> _YOUR INSTRUCTIONS_
Line by line, restate the material word for word, omitting any image.
--
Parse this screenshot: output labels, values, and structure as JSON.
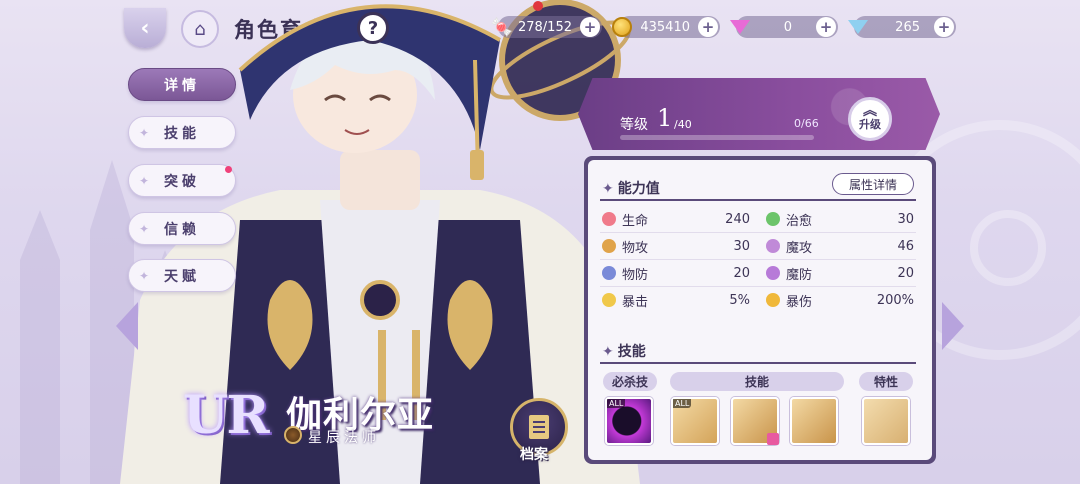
{
  "header": {
    "title": "角色育成",
    "help_label": "?"
  },
  "resources": [
    {
      "name": "stamina",
      "icon": "candy-icon",
      "value": "278/152"
    },
    {
      "name": "gold",
      "icon": "coin-icon",
      "value": "435410"
    },
    {
      "name": "pink_gem",
      "icon": "pink-diamond-icon",
      "value": "0"
    },
    {
      "name": "blue_gem",
      "icon": "blue-diamond-icon",
      "value": "265"
    }
  ],
  "tabs": [
    {
      "label": "详情",
      "active": true
    },
    {
      "label": "技能",
      "active": false
    },
    {
      "label": "突破",
      "active": false,
      "notice": true
    },
    {
      "label": "信赖",
      "active": false
    },
    {
      "label": "天赋",
      "active": false
    }
  ],
  "character": {
    "rarity": "UR",
    "name": "伽利尔亚",
    "class": "星辰法师"
  },
  "archive": {
    "label": "档案"
  },
  "level": {
    "label": "等级",
    "current": "1",
    "max": "/40",
    "exp": "0/66",
    "exp_fraction": 0,
    "upgrade_label": "升级"
  },
  "stats": {
    "title": "能力值",
    "detail_button": "属性详情",
    "items": [
      {
        "name": "生命",
        "value": "240",
        "color": "#f07a8a"
      },
      {
        "name": "治愈",
        "value": "30",
        "color": "#6cc46a"
      },
      {
        "name": "物攻",
        "value": "30",
        "color": "#e0a34a"
      },
      {
        "name": "魔攻",
        "value": "46",
        "color": "#c08ad8"
      },
      {
        "name": "物防",
        "value": "20",
        "color": "#7a8ad8"
      },
      {
        "name": "魔防",
        "value": "20",
        "color": "#b77ad8"
      },
      {
        "name": "暴击",
        "value": "5%",
        "color": "#f0c84a"
      },
      {
        "name": "暴伤",
        "value": "200%",
        "color": "#f0b83a"
      }
    ]
  },
  "skills": {
    "title": "技能",
    "headers": {
      "ultimate": "必杀技",
      "skill": "技能",
      "trait": "特性"
    },
    "badge_all": "ALL"
  }
}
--
> _WRITTEN REPLY_
Parse this screenshot: output labels, values, and structure as JSON.
{
  "header": {
    "title": "角色育成",
    "help_label": "?"
  },
  "resources": [
    {
      "name": "stamina",
      "icon": "candy-icon",
      "value": "278/152"
    },
    {
      "name": "gold",
      "icon": "coin-icon",
      "value": "435410"
    },
    {
      "name": "pink_gem",
      "icon": "pink-diamond-icon",
      "value": "0"
    },
    {
      "name": "blue_gem",
      "icon": "blue-diamond-icon",
      "value": "265"
    }
  ],
  "tabs": [
    {
      "label": "详情",
      "active": true
    },
    {
      "label": "技能",
      "active": false
    },
    {
      "label": "突破",
      "active": false,
      "notice": true
    },
    {
      "label": "信赖",
      "active": false
    },
    {
      "label": "天赋",
      "active": false
    }
  ],
  "character": {
    "rarity": "UR",
    "name": "伽利尔亚",
    "class": "星辰法师"
  },
  "archive": {
    "label": "档案"
  },
  "level": {
    "label": "等级",
    "current": "1",
    "max": "/40",
    "exp": "0/66",
    "exp_fraction": 0,
    "upgrade_label": "升级"
  },
  "stats": {
    "title": "能力值",
    "detail_button": "属性详情",
    "items": [
      {
        "name": "生命",
        "value": "240",
        "color": "#f07a8a"
      },
      {
        "name": "治愈",
        "value": "30",
        "color": "#6cc46a"
      },
      {
        "name": "物攻",
        "value": "30",
        "color": "#e0a34a"
      },
      {
        "name": "魔攻",
        "value": "46",
        "color": "#c08ad8"
      },
      {
        "name": "物防",
        "value": "20",
        "color": "#7a8ad8"
      },
      {
        "name": "魔防",
        "value": "20",
        "color": "#b77ad8"
      },
      {
        "name": "暴击",
        "value": "5%",
        "color": "#f0c84a"
      },
      {
        "name": "暴伤",
        "value": "200%",
        "color": "#f0b83a"
      }
    ]
  },
  "skills": {
    "title": "技能",
    "headers": {
      "ultimate": "必杀技",
      "skill": "技能",
      "trait": "特性"
    },
    "badge_all": "ALL"
  }
}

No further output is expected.